# Distance of the point $(a,b,c)$ to the plane $z=0$

I'm trying to solve a calculus problem, I need to find the mass of a cylinder, I'm close to the answer, I got $$8\pi$$ but it should be $$16\pi$$.

I think my mistake lies in the density function since it uses some linear algebra (?) ideas.

"The density at the point $$(a,b,c)$$ equals double of the distance of the point to the plane $$z=0$$"

At first I did $$\sqrt{a^2+b^2}$$ but that's the distance of a point to the $$z$$-axis not $$z$$-plane right?

If we want to find the distance of a point $$(a,b,c)$$ to the $$z$$-plane can we just lower this point until it reaches the $$z$$-plane? So we have the distance between $$(a,b,c)$$ and $$(a,b,0)$$? So we get $$\sqrt{z^2}=z$$

• The distance is $|c|$. – Bernard Apr 16 at 21:30
• $\sqrt{c^2}=|c|$ not $c$. – Trebor Apr 16 at 23:51
• Imagine the $x$-$y$ plane as the ground. How far off or under the ground is $(x,y,z)$? – amd Apr 17 at 0:33
• Thank you, so my density function was kinda correct (missed the absolute value), in the end my mistake calculating the mass was not in the density function but when converting my integrals to polar coordinates, I'm starting to work with solids now and the process is a little different – Electrolite Apr 17 at 1:10

## 1 Answer

As people corrected in the comments the distance of the point (a,b,c) to the z-plane is the distance of this point (a,b,c) to the point (a,b,0) which is: $$|c|$$.
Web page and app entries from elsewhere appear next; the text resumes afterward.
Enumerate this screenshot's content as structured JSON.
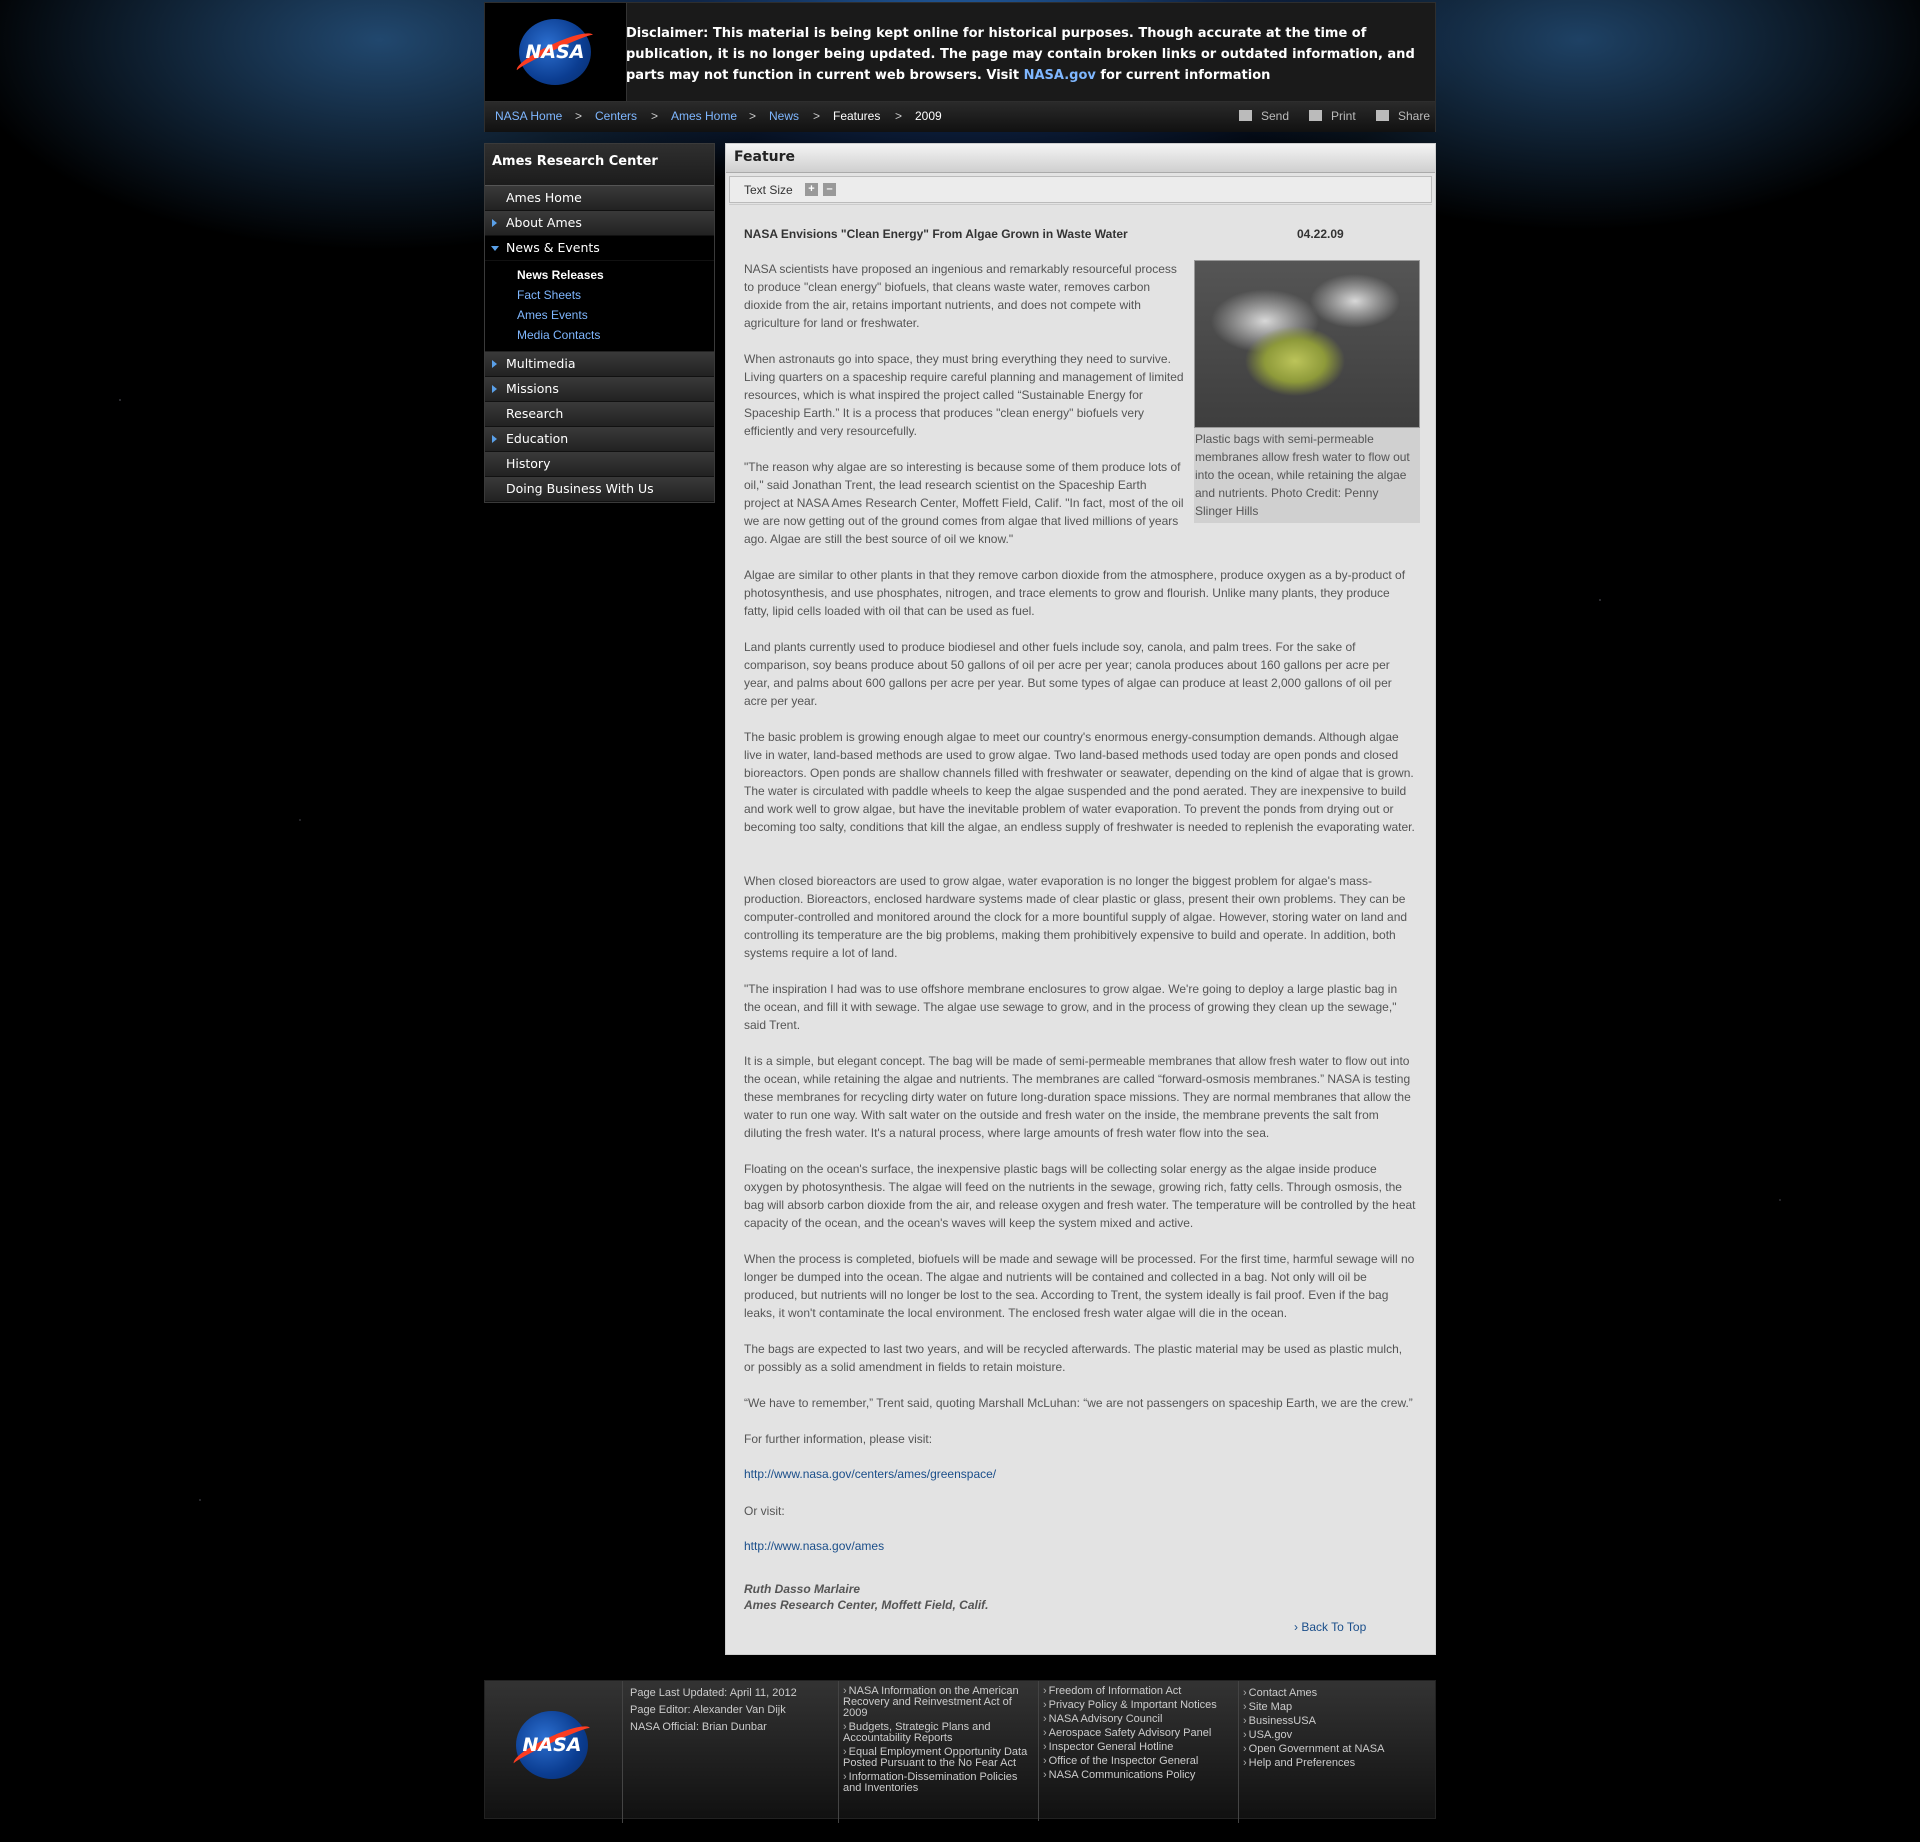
{
  "header": {
    "logo_text": "NASA",
    "disclaimer": "Disclaimer: This material is being kept online for historical purposes. Though accurate at the time of publication, it is no longer being updated. The page may contain broken links or outdated information, and parts may not function in current web browsers. Visit ",
    "disclaimer_link": "NASA.gov",
    "disclaimer_tail": " for current information"
  },
  "breadcrumbs": {
    "items": [
      "NASA Home",
      "Centers",
      "Ames Home",
      "News",
      "Features",
      "2009"
    ],
    "separator": ">",
    "tools": [
      "Send",
      "Print",
      "Share"
    ]
  },
  "sidebar": {
    "title": "Ames Research Center",
    "items": [
      "Ames Home",
      "About Ames",
      "News & Events",
      "Multimedia",
      "Missions",
      "Research",
      "Education",
      "History",
      "Doing Business With Us"
    ],
    "sub_items": [
      "News Releases",
      "Fact Sheets",
      "Ames Events",
      "Media Contacts"
    ]
  },
  "content": {
    "heading": "Feature",
    "text_size_label": "Text Size",
    "text_size_plus": "+",
    "text_size_minus": "–",
    "title": "NASA Envisions \"Clean Energy\" From Algae Grown in Waste Water",
    "date": "04.22.09",
    "photo_caption": "Plastic bags with semi-permeable membranes allow fresh water to flow out into the ocean, while retaining the algae and nutrients. Photo Credit: Penny Slinger Hills",
    "paragraphs": [
      "NASA scientists have proposed an ingenious and remarkably resourceful process to produce \"clean energy\" biofuels, that cleans waste water, removes carbon dioxide from the air, retains important nutrients, and does not compete with agriculture for land or freshwater.",
      "When astronauts go into space, they must bring everything they need to survive. Living quarters on a spaceship require careful planning and management of limited resources, which is what inspired the project called “Sustainable Energy for Spaceship Earth.” It is a process that produces \"clean energy\" biofuels very efficiently and very resourcefully.",
      "\"The reason why algae are so interesting is because some of them produce lots of oil,\" said Jonathan Trent, the lead research scientist on the Spaceship Earth project at NASA Ames Research Center, Moffett Field, Calif. \"In fact, most of the oil we are now getting out of the ground comes from algae that lived millions of years ago. Algae are still the best source of oil we know.\"",
      "Algae are similar to other plants in that they remove carbon dioxide from the atmosphere, produce oxygen as a by-product of photosynthesis, and use phosphates, nitrogen, and trace elements to grow and flourish. Unlike many plants, they produce fatty, lipid cells loaded with oil that can be used as fuel.",
      "Land plants currently used to produce biodiesel and other fuels include soy, canola, and palm trees. For the sake of comparison, soy beans produce about 50 gallons of oil per acre per year; canola produces about 160 gallons per acre per year, and palms about 600 gallons per acre per year. But some types of algae can produce at least 2,000 gallons of oil per acre per year.",
      "The basic problem is growing enough algae to meet our country's enormous energy-consumption demands. Although algae live in water, land-based methods are used to grow algae. Two land-based methods used today are open ponds and closed bioreactors. Open ponds are shallow channels filled with freshwater or seawater, depending on the kind of algae that is grown. The water is circulated with paddle wheels to keep the algae suspended and the pond aerated. They are inexpensive to build and work well to grow algae, but have the inevitable problem of water evaporation. To prevent the ponds from drying out or becoming too salty, conditions that kill the algae, an endless supply of freshwater is needed to replenish the evaporating water.",
      "When closed bioreactors are used to grow algae, water evaporation is no longer the biggest problem for algae's mass-production. Bioreactors, enclosed hardware systems made of clear plastic or glass, present their own problems. They can be computer-controlled and monitored around the clock for a more bountiful supply of algae. However, storing water on land and controlling its temperature are the big problems, making them prohibitively expensive to build and operate. In addition, both systems require a lot of land.",
      "\"The inspiration I had was to use offshore membrane enclosures to grow algae. We're going to deploy a large plastic bag in the ocean, and fill it with sewage. The algae use sewage to grow, and in the process of growing they clean up the sewage,\" said Trent.",
      "It is a simple, but elegant concept. The bag will be made of semi-permeable membranes that allow fresh water to flow out into the ocean, while retaining the algae and nutrients. The membranes are called “forward-osmosis membranes.” NASA is testing these membranes for recycling dirty water on future long-duration space missions. They are normal membranes that allow the water to run one way. With salt water on the outside and fresh water on the inside, the membrane prevents the salt from diluting the fresh water. It's a natural process, where large amounts of fresh water flow into the sea.",
      "Floating on the ocean's surface, the inexpensive plastic bags will be collecting solar energy as the algae inside produce oxygen by photosynthesis. The algae will feed on the nutrients in the sewage, growing rich, fatty cells. Through osmosis, the bag will absorb carbon dioxide from the air, and release oxygen and fresh water. The temperature will be controlled by the heat capacity of the ocean, and the ocean's waves will keep the system mixed and active.",
      "When the process is completed, biofuels will be made and sewage will be processed. For the first time, harmful sewage will no longer be dumped into the ocean. The algae and nutrients will be contained and collected in a bag. Not only will oil be produced, but nutrients will no longer be lost to the sea. According to Trent, the system ideally is fail proof. Even if the bag leaks, it won't contaminate the local environment. The enclosed fresh water algae will die in the ocean.",
      "The bags are expected to last two years, and will be recycled afterwards. The plastic material may be used as plastic mulch, or possibly as a solid amendment in fields to retain moisture.",
      "“We have to remember,” Trent said, quoting Marshall McLuhan: “we are not passengers on spaceship Earth, we are the crew.”",
      "For further information, please visit:",
      "Or visit:"
    ],
    "links": [
      "http://www.nasa.gov/centers/ames/greenspace/",
      "http://www.nasa.gov/ames"
    ],
    "author": "Ruth Dasso Marlaire",
    "author_org": "Ames Research Center, Moffett Field, Calif.",
    "back_to_top": "› Back To Top"
  },
  "footer": {
    "meta": [
      "Page Last Updated: April 11, 2012",
      "Page Editor: Alexander Van Dijk",
      "NASA Official: Brian Dunbar"
    ],
    "col1": [
      "NASA Information on the American Recovery and Reinvestment Act of 2009",
      "Budgets, Strategic Plans and Accountability Reports",
      "Equal Employment Opportunity Data Posted Pursuant to the No Fear Act",
      "Information-Dissemination Policies and Inventories"
    ],
    "col2": [
      "Freedom of Information Act",
      "Privacy Policy & Important Notices",
      "NASA Advisory Council",
      "Aerospace Safety Advisory Panel",
      "Inspector General Hotline",
      "Office of the Inspector General",
      "NASA Communications Policy"
    ],
    "col3": [
      "Contact Ames",
      "Site Map",
      "BusinessUSA",
      "USA.gov",
      "Open Government at NASA",
      "Help and Preferences"
    ]
  }
}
I managed to calculate the mass of the solid correctly and my question is solved.